Where are you with incorporating Indigenous consideration on projects?
Have you have read, “21 Things You May Not Know about the Indian Act” by Bob Joseph? If you have not read it, I highly recommend. It’s a #1 National Best Seller, easy 160 pages. I am grateful to Bob Joseph for this book, which is one of the best resources available.
Professionals in the industry are asking, “How do we meaningfully incorporate reconciliation into our work on projects”?
Every relationship is different and so, who, what, when, where, and how we engage will vary greatly for every project and in every context. Therefore, it is critical to remain curious by listening to ideas in early discussions with Indigenous stakeholders on projects.
Reconciliation can be uncomfortable and incorporating Indigenous input requires courage and creativity.
The pandemic and recent acknowledgement of the unmarked graves of Indigenous children in residential schools has disproportionally impacted many Indigenous people, communities, and organizations. There has been tremendous turnover and burnout in staff in Indigenous organizations. This is adding complexity in meaningfully addressing reconciliation.

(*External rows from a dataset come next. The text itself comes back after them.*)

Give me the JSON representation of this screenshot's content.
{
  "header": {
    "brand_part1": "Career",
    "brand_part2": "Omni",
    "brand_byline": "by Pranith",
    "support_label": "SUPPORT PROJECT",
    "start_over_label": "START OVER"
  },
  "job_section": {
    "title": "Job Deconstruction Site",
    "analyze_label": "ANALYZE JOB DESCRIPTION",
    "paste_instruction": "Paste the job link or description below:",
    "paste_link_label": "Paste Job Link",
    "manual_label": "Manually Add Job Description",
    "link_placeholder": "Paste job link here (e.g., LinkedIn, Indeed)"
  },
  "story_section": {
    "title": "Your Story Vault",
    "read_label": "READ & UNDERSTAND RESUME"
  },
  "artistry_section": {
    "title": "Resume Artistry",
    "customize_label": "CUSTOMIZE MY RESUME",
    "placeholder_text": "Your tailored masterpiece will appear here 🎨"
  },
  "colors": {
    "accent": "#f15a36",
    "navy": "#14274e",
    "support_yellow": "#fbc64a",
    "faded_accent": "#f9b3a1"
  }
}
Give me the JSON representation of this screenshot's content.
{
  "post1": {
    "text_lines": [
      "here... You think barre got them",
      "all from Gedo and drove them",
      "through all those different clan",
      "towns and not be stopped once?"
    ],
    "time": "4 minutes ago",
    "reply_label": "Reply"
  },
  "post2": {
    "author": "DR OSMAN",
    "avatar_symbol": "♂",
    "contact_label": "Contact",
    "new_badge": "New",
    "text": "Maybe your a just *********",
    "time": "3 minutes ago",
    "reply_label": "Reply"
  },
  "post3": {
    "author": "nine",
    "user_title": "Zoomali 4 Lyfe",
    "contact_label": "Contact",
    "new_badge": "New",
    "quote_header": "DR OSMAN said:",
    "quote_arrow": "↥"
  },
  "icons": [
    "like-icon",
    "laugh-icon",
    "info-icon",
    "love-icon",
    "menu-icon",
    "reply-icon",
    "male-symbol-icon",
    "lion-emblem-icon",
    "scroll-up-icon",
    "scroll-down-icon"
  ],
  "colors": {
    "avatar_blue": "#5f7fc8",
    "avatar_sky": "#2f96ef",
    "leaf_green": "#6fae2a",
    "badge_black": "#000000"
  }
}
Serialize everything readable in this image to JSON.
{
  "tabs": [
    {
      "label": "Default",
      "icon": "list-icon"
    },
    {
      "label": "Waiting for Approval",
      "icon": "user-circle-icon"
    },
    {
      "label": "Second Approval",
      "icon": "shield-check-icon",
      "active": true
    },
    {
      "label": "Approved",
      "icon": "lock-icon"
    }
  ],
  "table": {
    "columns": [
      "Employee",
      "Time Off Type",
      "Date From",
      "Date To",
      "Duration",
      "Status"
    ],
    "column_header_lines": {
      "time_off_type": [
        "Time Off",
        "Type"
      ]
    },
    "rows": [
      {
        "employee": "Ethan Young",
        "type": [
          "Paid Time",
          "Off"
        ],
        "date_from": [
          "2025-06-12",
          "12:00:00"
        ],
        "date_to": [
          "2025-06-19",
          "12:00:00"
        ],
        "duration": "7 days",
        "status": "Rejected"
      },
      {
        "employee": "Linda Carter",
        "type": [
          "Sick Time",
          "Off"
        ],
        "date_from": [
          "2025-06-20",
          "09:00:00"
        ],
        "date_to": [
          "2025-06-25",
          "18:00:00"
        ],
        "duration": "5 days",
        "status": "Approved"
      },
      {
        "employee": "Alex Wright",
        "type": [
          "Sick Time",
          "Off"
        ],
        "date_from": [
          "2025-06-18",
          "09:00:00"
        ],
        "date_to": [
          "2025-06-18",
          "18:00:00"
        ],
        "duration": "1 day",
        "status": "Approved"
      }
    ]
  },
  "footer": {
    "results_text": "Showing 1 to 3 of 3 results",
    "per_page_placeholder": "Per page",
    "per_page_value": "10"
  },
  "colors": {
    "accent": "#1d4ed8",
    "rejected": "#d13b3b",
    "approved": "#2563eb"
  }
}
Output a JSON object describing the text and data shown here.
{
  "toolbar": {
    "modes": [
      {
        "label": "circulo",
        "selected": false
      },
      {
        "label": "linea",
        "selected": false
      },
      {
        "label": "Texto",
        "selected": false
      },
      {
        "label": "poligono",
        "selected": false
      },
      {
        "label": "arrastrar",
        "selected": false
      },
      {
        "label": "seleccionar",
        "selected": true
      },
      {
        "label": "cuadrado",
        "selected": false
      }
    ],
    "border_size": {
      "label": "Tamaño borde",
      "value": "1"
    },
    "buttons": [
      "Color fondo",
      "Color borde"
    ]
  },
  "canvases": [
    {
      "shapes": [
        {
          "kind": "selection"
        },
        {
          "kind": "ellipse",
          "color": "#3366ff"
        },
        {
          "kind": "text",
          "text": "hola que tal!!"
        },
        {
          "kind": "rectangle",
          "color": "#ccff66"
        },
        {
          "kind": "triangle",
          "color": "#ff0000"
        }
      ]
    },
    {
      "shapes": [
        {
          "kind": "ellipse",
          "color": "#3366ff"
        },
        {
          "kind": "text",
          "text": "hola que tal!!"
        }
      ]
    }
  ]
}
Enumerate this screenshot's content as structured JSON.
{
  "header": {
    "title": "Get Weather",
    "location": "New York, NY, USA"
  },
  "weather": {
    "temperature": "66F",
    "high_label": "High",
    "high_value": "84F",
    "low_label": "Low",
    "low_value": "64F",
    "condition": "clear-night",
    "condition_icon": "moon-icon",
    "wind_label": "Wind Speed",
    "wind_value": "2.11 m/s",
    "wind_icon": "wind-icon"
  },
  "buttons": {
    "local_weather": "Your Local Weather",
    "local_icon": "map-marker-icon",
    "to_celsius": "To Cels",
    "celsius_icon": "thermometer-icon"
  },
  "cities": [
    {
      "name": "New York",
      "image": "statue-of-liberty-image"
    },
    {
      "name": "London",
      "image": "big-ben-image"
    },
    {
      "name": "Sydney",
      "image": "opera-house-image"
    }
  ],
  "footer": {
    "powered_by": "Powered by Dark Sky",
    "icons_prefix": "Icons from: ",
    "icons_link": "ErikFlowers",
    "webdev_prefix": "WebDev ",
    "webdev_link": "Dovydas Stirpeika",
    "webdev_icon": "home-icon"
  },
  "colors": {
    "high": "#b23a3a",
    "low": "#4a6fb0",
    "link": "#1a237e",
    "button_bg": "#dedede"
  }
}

My company Channel helps project leaders work with government to navigate the approvals process. Increasingly our projects are doing beautiful work with Indigenous stakeholders.
Here are four tips that I offer clients taking the first step to incorporate Indigenous considerations into their projects:
- Focus on listening, connecting with people, and building trust.
- Make sure your ask of people’s time is thoughtful and considerate.
- Show integrity with consistency in your actions and words.
Foster a safe and supportive learning environment for all parties
I acknowledge the privilege that I bring to this work as a white, 4th-generation settler and that I have blind spots. I welcome your feedback.
Where are you with incorporating Indigenous considerations on projects?